It’s 14.4 miles from Farmington to the turnoff at Bloomfield, where the road enters the desert and heads southeast to our home, and as Nancy drove towards that stoplight, I carefully watched the calculations on the dash. When you step on the pedal, you can watch power discharge from the battery to the turning wheels, and when you take your foot off the pedal, and the car rolls along, you can see the electrical power that the car creates return to the battery. “Nancy,” I said, “the way you’re driving we are not going to make it.”
“Fuck you,” she answered. “You drive.” Whereupon we traded places and I began the 150 miles we had left, across the desert and the San Juan basin, high desert country covering a vast field of oil and natural gas. We rock hound there regularly.
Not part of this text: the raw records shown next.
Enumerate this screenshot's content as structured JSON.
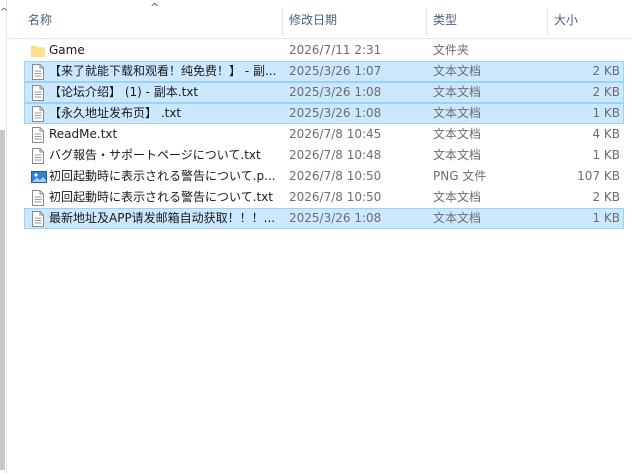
{
  "window": {
    "left_scroll_arrow": "^",
    "sort_indicator": "^"
  },
  "columns": {
    "name": "名称",
    "date": "修改日期",
    "type": "类型",
    "size": "大小"
  },
  "rows": [
    {
      "name": "Game",
      "date": "2026/7/11 2:31",
      "type": "文件夹",
      "size": "",
      "icon": "folder-icon",
      "selected": false
    },
    {
      "name": "【来了就能下载和观看！纯免费！】 - 副...",
      "date": "2025/3/26 1:07",
      "type": "文本文档",
      "size": "2 KB",
      "icon": "text-file-icon",
      "selected": true
    },
    {
      "name": "【论坛介绍】 (1) - 副本.txt",
      "date": "2025/3/26 1:08",
      "type": "文本文档",
      "size": "2 KB",
      "icon": "text-file-icon",
      "selected": true
    },
    {
      "name": "【永久地址发布页】 .txt",
      "date": "2025/3/26 1:08",
      "type": "文本文档",
      "size": "1 KB",
      "icon": "text-file-icon",
      "selected": true
    },
    {
      "name": "ReadMe.txt",
      "date": "2026/7/8 10:45",
      "type": "文本文档",
      "size": "4 KB",
      "icon": "text-file-icon",
      "selected": false
    },
    {
      "name": "バグ報告・サポートページについて.txt",
      "date": "2026/7/8 10:48",
      "type": "文本文档",
      "size": "1 KB",
      "icon": "text-file-icon",
      "selected": false
    },
    {
      "name": "初回起動時に表示される警告について.p...",
      "date": "2026/7/8 10:50",
      "type": "PNG 文件",
      "size": "107 KB",
      "icon": "image-file-icon",
      "selected": false
    },
    {
      "name": "初回起動時に表示される警告について.txt",
      "date": "2026/7/8 10:50",
      "type": "文本文档",
      "size": "2 KB",
      "icon": "text-file-icon",
      "selected": false
    },
    {
      "name": "最新地址及APP请发邮箱自动获取！！！...",
      "date": "2025/3/26 1:08",
      "type": "文本文档",
      "size": "1 KB",
      "icon": "text-file-icon",
      "selected": true
    }
  ],
  "colors": {
    "selection_bg": "#cce8ff",
    "selection_border": "#99d1ff",
    "header_text": "#4c607a",
    "folder": "#f8d775"
  }
}
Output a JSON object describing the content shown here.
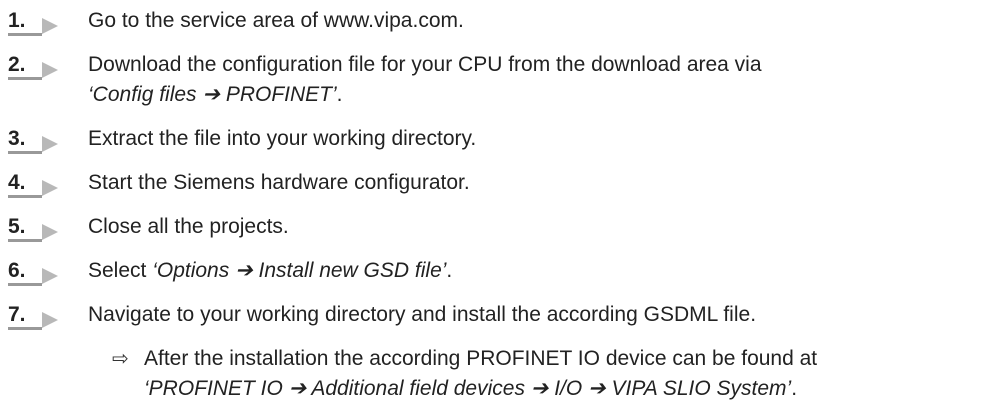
{
  "steps": [
    {
      "number": "1.",
      "line1": "Go to the service area of www.vipa.com."
    },
    {
      "number": "2.",
      "line1": "Download the configuration file for your CPU from the download area via",
      "line2": "‘Config files ➔ PROFINET’",
      "line2_suffix": "."
    },
    {
      "number": "3.",
      "line1": "Extract the file into your working directory."
    },
    {
      "number": "4.",
      "line1": "Start the Siemens hardware configurator."
    },
    {
      "number": "5.",
      "line1": "Close all the projects."
    },
    {
      "number": "6.",
      "line1_prefix": "Select ",
      "line1_italic": "‘Options ➔ Install new GSD file’",
      "line1_suffix": "."
    },
    {
      "number": "7.",
      "line1": "Navigate to your working directory and install the according GSDML file."
    }
  ],
  "result": {
    "arrow": "⇨",
    "line1": "After the installation the according PROFINET IO device can be found at",
    "line2": "‘PROFINET IO ➔ Additional field devices ➔ I/O ➔ VIPA SLIO System’",
    "line2_suffix": "."
  }
}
On my last trip there, I found a fossilized dinosaur egg. There are quite a few long hills leaving the San Juan Valley, and going south from the Continental Divide, most of them take you down. By pumping the pedal, the Bolt speeds forward, and each time you lift your foot, the speeding car creates electricity that returns to the battery, appearing on the dash as narrow green arrows. By the time we approached Cuba, it looked as though we might make it home.
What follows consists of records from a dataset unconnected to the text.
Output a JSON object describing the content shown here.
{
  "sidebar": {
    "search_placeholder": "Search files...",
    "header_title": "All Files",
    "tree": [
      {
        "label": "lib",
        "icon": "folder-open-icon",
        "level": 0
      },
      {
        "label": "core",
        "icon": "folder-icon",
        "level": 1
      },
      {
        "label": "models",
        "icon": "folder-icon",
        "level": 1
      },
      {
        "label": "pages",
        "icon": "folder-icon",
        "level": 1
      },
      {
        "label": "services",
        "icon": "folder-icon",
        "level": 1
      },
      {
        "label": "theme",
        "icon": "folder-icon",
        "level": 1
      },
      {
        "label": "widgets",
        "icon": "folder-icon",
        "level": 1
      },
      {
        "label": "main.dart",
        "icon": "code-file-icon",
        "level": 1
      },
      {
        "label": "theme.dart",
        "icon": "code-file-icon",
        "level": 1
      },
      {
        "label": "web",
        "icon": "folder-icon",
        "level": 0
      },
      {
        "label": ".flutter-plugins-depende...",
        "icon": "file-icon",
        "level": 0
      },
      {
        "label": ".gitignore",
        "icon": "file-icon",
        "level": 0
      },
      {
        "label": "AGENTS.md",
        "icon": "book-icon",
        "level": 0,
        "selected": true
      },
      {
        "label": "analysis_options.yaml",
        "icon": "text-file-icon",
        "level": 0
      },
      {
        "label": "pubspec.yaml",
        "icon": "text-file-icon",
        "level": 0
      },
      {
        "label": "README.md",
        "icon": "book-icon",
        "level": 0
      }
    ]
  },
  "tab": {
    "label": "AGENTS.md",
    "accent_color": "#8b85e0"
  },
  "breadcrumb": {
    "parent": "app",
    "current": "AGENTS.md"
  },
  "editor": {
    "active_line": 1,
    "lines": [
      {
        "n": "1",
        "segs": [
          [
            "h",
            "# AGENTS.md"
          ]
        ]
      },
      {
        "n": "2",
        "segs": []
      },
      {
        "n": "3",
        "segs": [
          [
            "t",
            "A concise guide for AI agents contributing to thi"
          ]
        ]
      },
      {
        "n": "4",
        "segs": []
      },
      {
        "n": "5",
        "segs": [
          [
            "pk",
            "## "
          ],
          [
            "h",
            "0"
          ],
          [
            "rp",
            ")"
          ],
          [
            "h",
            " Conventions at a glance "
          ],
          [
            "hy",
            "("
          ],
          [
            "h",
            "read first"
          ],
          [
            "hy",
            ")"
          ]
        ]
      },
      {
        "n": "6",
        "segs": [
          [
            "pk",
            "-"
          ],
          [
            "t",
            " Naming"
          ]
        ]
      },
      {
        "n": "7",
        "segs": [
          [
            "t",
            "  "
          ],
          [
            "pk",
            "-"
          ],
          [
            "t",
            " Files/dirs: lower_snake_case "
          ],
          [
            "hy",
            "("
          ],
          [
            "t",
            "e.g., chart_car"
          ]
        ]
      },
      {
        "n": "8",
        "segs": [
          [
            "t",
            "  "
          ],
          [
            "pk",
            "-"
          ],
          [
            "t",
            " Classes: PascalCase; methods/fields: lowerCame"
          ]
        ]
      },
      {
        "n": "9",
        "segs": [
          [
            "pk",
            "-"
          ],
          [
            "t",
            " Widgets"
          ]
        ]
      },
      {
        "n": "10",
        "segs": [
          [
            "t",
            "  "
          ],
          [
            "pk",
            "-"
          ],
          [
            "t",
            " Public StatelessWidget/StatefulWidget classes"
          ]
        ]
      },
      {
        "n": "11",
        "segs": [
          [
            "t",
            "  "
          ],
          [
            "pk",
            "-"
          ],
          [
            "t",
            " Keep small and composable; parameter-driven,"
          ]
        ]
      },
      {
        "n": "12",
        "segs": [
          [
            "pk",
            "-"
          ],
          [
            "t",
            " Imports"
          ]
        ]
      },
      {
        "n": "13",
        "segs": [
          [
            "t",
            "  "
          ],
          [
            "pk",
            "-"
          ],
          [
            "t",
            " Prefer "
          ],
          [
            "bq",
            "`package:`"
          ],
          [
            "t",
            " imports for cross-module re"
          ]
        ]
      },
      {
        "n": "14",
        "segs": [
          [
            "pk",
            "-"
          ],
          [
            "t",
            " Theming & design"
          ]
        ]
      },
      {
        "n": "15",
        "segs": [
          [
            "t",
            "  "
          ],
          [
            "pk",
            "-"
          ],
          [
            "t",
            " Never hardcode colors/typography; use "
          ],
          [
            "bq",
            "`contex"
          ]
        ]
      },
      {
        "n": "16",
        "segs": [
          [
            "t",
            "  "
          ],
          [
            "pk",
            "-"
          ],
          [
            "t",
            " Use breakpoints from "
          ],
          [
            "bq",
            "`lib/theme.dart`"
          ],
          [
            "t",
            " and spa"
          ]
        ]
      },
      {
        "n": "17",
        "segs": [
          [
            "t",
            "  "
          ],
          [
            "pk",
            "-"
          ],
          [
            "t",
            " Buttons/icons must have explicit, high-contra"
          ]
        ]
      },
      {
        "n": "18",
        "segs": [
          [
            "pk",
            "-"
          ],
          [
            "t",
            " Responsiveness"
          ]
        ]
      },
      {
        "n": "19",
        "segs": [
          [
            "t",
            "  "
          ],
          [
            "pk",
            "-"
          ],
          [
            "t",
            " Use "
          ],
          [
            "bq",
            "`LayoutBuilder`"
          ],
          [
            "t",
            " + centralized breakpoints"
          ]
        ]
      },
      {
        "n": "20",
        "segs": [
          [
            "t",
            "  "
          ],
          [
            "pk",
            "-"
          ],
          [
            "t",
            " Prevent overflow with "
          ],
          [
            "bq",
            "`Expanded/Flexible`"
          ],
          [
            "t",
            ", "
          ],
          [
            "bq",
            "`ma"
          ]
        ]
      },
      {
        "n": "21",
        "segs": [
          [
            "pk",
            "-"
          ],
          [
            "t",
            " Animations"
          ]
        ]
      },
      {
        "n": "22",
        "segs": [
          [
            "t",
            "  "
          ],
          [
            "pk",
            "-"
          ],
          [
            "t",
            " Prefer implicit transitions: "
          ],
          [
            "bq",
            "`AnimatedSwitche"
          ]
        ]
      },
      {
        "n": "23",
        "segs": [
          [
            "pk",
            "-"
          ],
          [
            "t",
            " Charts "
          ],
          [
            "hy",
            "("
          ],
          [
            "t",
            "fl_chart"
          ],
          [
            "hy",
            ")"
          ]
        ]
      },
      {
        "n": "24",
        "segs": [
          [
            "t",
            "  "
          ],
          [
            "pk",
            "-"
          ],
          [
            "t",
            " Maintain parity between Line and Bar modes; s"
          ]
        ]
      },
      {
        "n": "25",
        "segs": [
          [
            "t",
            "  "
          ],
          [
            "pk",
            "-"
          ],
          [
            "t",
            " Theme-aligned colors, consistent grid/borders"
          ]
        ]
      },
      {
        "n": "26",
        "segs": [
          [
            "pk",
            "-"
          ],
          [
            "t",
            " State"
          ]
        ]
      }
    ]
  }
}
We had been eyeing a large black cloud to the north, and as we neared Cuba, we saw that we were heading straight into it. Though the summer rains have stopped in the mountains in New Mexico, we now have what is called Monsoon Season. The sky turns gray, then black, and when the clouds burst open, there is a slow-moving release of a tremendous amount of water, sometimes proceeded by hail, on a single small area. And that is exactly what happened as I nursed the Bolt down the highway. I have never liked driving in the rain, but since we’ve lived in Bernalillo that hasn’t been a problem because it never rains. Now, I was watching water flow across the road, and my visibility turned to near zero as I stared through the violently moving wipers. East of San Ysidro, there is a bridge across the Rio Puerco. I think that means Pig River, which is more enticing in Spanish, and there isn’t a river under the bridge, just sand, or what is called an arroyo. They are called wadis in North Africa, and they are the beds of dry rivers that only fill when it rains, which isn’t often.
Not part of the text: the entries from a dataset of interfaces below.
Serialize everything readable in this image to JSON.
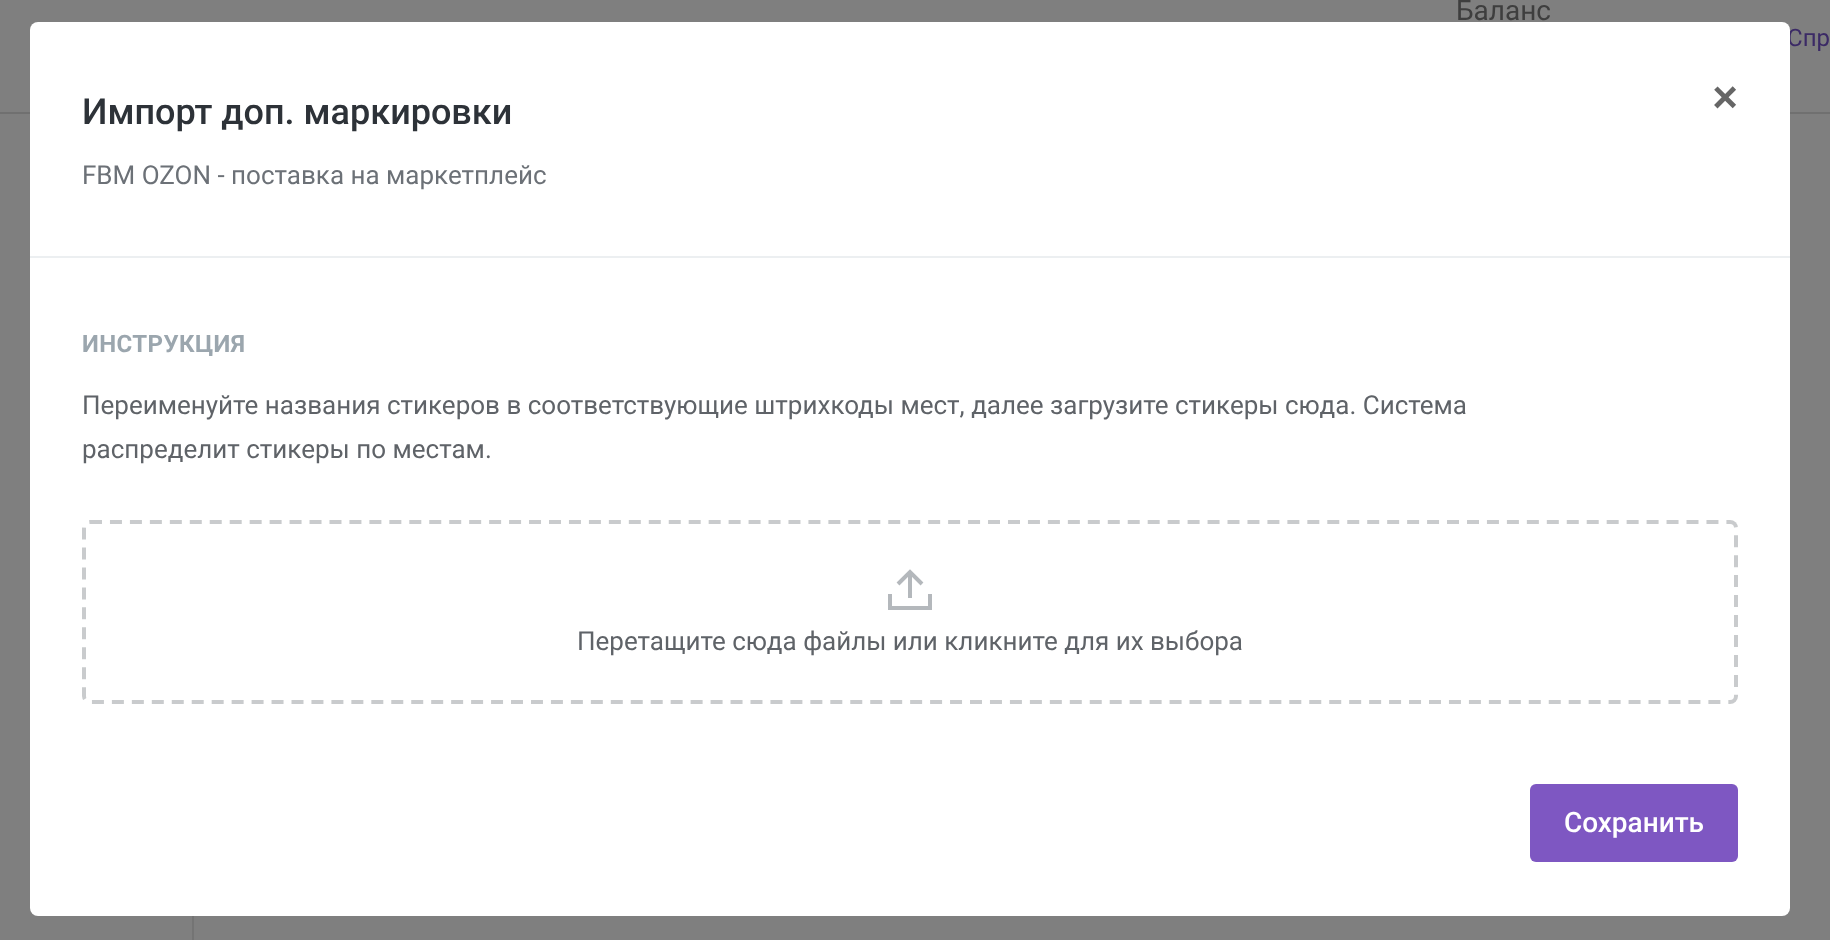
{
  "background": {
    "balance_label": "Баланс",
    "help_link": "Спр"
  },
  "dialog": {
    "title": "Импорт доп. маркировки",
    "subtitle": "FBM OZON - поставка на маркетплейс",
    "close": "×",
    "section_title": "ИНСТРУКЦИЯ",
    "instruction": "Переименуйте названия стикеров в соответствующие штрихкоды мест, далее загрузите стикеры сюда. Система распределит стикеры по местам.",
    "dropzone": {
      "text": "Перетащите сюда файлы или кликните для их выбора"
    },
    "buttons": [
      {
        "label": "Сохранить",
        "kind": "primary"
      }
    ]
  }
}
Now, an enormous amount of water was falling on San Ysidro, and water not only filled the arroyo, it had jumped the banks and was covering the highway, with the few moving trucks in front of me plowing through water inches deep. The only saving grace was that the highway sign said twenty miles to Bernalillo, and the dash board said we had enough to go twenty-three. I sort of enjoyed it all. It reminded me of my youth, trying to get a ’56 Chevy wagon north out of East Texas, knowing the muffler was close to falling off, and listening to that knocking sound in the night and wondering if it was the axel, the U-joint disintegrating, or something serious that would keep me from reaching my destination. I drove on through the night. That is what we are all doing. We may be the last generation to fish the San Juan or anywhere, and as the world is consumed by smoke, wind, and fire, we drive on through the night.